The new leadership is collective, with brother Raul out front as chairman of the board. Its members are well known and respected by the Cuban public — people like Felipe Perez Roque, the foreign minister, Ricardo Alarcon, head of the National Assembly, Ricardo Lage, now in charge of energy, and Francisco Soberon, governor of the Central Bank — and they can expect a couple of years’ grace to show that they can grow the economy faster and give Cubans more freedom without destroying the welfare state that gives people free education and health care.
Or rather, they did expect a couple of years’ grace — but then Fidel started to get better. He is still far from fit, but he is out of bed and on the phone, and the spectre looms that he might decide he is well enough to take over again.
“[Fidel cannot participate in decision-making] the same way he did before, because he has to dedicate a good part of his time to recuperating physically,” said Ricardo Alarcon last week. “To what extent he will go back to doing things the way he did, the way he is accustomed to, it’s up to him.” And it really is up to him. Fidel Castro so dominates modern Cuban history, and the reflex respect that all his colleagues feel towards him is so deep, that nobody would tell him he can’t take back supreme power.
But it would be a disaster for the regime. Many Cubans revere Fidel, but few want him back in power, jerking them around again with his constant, arbitrary changes of policy. Moreover, the odds are very much against another smooth transition of power some time in the future, when death finally does take Fidel. Miracles happen, but not with any regularity.

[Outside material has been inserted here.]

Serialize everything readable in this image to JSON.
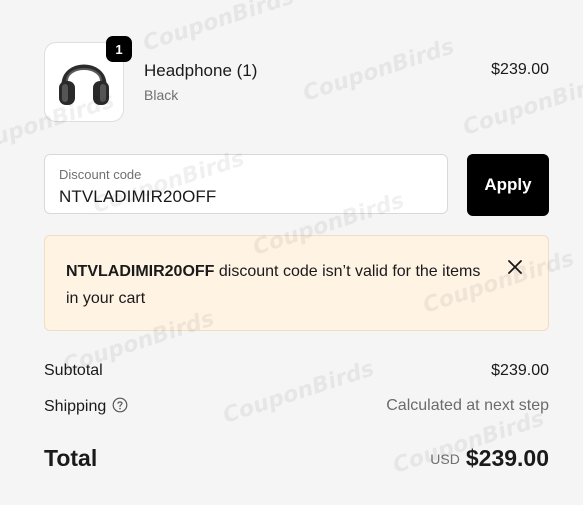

To shorten to 725 words, omit paragraphs 7 and 8. (“Partly…day”)